◆ **Your assignment**:
Count how many lines of the data below contain the string "title"; the reply should be that number alone.

Dataset rows for apps and sites

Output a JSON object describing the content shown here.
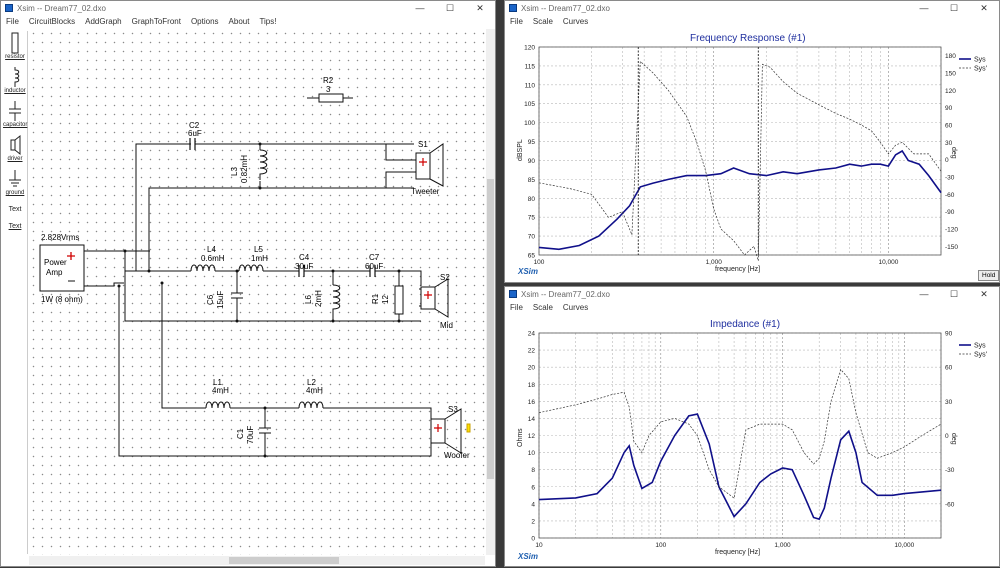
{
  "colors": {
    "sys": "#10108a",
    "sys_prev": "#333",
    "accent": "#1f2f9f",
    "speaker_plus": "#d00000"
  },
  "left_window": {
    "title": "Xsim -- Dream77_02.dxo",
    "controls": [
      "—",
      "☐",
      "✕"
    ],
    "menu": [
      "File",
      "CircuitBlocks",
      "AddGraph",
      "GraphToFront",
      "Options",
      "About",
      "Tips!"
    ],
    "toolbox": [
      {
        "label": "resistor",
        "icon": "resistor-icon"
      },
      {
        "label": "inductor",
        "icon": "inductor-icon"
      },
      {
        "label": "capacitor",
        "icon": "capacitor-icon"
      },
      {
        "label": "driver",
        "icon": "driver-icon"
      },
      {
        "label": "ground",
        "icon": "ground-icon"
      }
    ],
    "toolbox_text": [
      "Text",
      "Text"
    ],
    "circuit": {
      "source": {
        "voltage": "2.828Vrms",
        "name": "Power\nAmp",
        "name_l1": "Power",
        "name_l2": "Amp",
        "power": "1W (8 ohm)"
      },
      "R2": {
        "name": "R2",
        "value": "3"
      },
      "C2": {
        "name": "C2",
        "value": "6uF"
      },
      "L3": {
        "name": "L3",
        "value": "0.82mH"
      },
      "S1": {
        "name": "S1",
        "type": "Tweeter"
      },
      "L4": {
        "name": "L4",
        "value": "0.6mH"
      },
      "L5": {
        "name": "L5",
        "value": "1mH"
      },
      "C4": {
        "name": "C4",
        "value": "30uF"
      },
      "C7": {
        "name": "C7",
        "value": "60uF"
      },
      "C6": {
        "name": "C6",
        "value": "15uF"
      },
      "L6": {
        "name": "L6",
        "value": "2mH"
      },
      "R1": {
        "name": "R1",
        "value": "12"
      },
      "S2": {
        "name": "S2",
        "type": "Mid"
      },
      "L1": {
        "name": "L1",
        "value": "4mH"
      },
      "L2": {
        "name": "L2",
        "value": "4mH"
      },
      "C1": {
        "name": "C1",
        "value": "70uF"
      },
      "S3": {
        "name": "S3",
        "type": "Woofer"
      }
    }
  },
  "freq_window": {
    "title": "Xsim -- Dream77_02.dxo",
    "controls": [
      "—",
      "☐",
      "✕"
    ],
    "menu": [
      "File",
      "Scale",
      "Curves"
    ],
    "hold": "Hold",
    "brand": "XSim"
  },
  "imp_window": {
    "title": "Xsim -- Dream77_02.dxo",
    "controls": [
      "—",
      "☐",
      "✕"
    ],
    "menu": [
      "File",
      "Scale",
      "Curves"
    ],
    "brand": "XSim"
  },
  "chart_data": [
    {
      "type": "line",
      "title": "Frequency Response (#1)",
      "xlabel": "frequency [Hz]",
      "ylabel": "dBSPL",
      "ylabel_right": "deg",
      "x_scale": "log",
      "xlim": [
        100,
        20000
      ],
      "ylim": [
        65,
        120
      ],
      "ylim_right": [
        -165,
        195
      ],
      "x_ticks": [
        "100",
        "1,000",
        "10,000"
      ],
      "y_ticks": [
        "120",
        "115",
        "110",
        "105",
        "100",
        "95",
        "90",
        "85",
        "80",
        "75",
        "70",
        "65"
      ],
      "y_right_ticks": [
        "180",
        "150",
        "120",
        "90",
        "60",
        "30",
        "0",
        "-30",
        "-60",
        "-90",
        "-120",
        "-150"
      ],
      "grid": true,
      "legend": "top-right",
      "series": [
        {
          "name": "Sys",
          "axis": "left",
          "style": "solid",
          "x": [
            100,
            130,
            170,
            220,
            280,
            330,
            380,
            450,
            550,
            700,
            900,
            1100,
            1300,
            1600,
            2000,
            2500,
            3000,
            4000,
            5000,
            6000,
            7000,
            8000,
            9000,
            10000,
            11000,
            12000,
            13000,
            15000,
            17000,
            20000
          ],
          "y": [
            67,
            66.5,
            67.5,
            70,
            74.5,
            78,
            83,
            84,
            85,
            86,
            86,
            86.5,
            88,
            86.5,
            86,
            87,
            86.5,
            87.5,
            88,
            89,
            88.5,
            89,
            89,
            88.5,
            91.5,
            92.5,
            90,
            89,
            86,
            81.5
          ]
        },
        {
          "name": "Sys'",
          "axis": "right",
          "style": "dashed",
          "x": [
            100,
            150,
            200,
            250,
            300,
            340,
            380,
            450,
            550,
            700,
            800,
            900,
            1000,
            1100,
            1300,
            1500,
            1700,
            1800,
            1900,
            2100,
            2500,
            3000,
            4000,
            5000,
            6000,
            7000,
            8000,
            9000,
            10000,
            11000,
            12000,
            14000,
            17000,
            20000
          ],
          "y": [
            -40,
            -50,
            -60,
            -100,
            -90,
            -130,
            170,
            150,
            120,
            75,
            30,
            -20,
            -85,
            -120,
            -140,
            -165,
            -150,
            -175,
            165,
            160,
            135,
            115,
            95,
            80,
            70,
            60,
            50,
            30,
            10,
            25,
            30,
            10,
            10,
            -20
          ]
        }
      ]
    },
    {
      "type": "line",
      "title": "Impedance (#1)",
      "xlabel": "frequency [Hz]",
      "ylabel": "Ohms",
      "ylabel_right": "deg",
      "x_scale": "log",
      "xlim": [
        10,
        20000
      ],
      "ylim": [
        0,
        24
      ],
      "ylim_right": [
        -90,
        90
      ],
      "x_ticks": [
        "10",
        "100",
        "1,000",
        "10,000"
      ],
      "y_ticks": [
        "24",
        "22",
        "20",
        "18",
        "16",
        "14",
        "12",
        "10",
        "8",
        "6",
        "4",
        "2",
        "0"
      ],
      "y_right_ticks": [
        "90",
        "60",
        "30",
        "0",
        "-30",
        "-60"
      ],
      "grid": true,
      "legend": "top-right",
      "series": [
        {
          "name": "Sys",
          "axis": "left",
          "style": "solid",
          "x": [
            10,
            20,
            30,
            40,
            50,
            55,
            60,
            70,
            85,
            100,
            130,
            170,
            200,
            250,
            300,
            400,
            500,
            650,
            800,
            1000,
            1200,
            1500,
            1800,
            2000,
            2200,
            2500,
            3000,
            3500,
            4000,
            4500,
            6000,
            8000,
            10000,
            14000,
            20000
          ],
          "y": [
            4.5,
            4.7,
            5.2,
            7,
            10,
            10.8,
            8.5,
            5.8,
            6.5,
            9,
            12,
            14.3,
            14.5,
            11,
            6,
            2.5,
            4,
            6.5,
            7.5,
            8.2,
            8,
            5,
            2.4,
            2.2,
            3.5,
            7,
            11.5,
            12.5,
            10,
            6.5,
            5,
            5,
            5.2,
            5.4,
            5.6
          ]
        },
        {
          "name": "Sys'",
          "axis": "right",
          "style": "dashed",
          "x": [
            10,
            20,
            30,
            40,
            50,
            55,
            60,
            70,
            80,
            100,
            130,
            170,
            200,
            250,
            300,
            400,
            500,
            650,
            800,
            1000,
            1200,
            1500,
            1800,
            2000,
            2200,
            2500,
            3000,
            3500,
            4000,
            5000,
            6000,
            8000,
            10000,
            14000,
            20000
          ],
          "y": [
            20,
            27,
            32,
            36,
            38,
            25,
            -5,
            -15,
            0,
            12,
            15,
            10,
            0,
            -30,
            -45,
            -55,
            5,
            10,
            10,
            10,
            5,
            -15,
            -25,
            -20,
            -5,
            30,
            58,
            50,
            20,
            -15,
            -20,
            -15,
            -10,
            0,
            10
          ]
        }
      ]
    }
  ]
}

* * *

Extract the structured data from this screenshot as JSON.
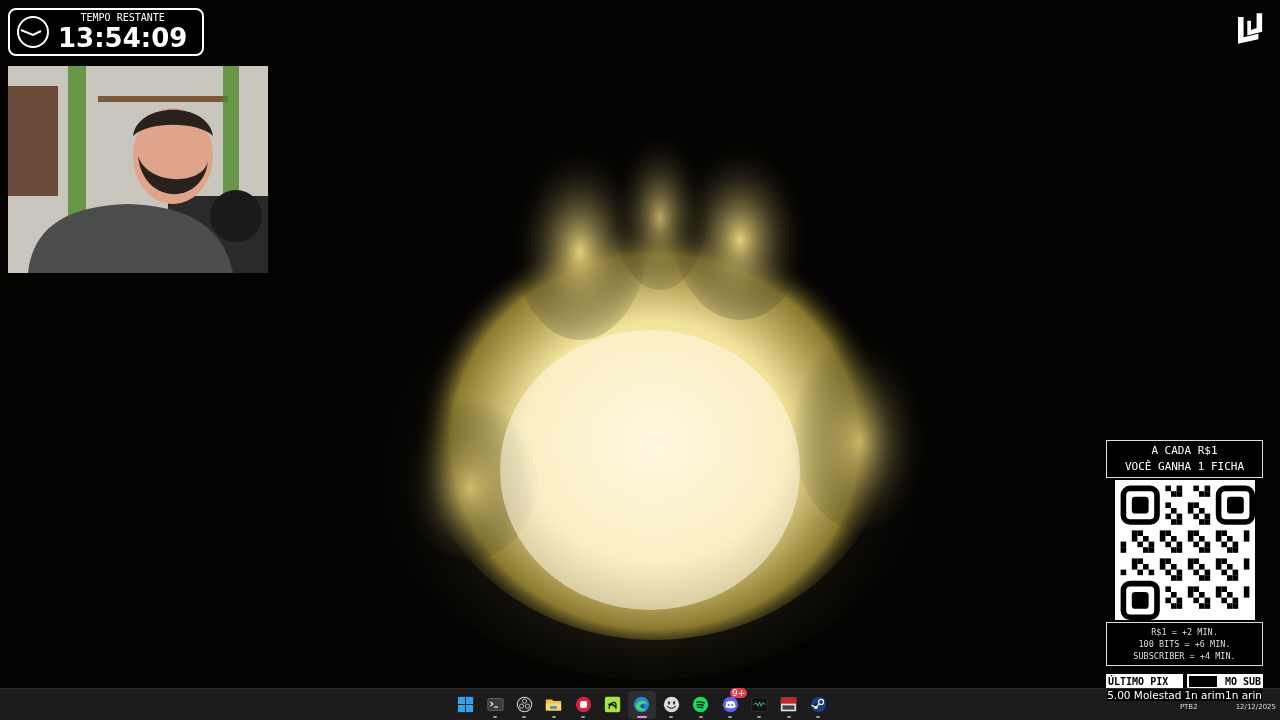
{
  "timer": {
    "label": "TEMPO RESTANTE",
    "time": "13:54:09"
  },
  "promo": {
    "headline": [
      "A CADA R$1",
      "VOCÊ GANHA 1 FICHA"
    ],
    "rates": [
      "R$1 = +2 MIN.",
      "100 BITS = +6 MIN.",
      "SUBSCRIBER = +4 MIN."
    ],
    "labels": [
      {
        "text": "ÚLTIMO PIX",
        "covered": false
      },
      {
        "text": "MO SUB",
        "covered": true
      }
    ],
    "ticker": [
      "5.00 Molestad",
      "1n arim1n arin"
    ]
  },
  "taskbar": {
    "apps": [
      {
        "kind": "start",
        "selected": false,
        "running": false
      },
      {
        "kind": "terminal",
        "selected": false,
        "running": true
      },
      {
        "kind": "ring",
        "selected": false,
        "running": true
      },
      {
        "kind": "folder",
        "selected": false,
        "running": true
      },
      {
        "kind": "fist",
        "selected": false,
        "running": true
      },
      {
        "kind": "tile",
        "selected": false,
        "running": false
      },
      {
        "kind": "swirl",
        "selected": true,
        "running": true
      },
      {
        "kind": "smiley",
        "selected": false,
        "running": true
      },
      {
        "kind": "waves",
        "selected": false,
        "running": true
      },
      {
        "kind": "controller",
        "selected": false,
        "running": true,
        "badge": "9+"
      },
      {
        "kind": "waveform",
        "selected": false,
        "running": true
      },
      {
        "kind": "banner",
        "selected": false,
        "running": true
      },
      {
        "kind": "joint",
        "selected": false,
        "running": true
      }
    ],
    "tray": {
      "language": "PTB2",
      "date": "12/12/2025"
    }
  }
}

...

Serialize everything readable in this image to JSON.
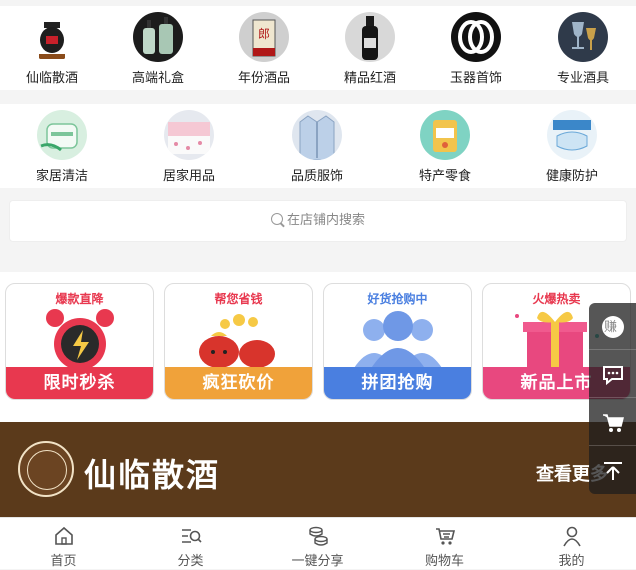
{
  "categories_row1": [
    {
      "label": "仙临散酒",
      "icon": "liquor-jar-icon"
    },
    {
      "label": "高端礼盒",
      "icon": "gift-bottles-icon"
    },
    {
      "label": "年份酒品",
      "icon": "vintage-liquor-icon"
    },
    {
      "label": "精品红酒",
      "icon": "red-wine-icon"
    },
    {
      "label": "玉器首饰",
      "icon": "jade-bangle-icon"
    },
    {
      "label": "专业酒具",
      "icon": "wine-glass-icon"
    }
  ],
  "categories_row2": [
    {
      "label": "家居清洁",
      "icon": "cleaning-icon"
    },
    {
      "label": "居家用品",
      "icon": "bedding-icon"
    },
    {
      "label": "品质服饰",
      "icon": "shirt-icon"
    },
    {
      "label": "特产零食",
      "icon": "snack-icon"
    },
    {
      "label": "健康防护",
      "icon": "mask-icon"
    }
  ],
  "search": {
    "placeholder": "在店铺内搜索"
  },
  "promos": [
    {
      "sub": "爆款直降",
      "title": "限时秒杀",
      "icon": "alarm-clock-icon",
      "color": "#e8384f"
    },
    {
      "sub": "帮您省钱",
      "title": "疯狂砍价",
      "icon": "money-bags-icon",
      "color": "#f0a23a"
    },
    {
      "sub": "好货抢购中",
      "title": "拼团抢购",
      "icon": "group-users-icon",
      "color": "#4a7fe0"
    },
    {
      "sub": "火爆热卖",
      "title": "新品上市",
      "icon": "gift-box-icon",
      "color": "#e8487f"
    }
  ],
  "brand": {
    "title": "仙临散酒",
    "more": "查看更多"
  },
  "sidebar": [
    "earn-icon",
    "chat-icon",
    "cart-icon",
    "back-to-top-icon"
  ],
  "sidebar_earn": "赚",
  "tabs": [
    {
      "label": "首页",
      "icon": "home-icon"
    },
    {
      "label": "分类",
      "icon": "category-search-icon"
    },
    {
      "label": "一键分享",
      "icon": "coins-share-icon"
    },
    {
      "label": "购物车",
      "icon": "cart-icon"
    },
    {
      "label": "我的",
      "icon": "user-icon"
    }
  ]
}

◆ **Exercise output**:
10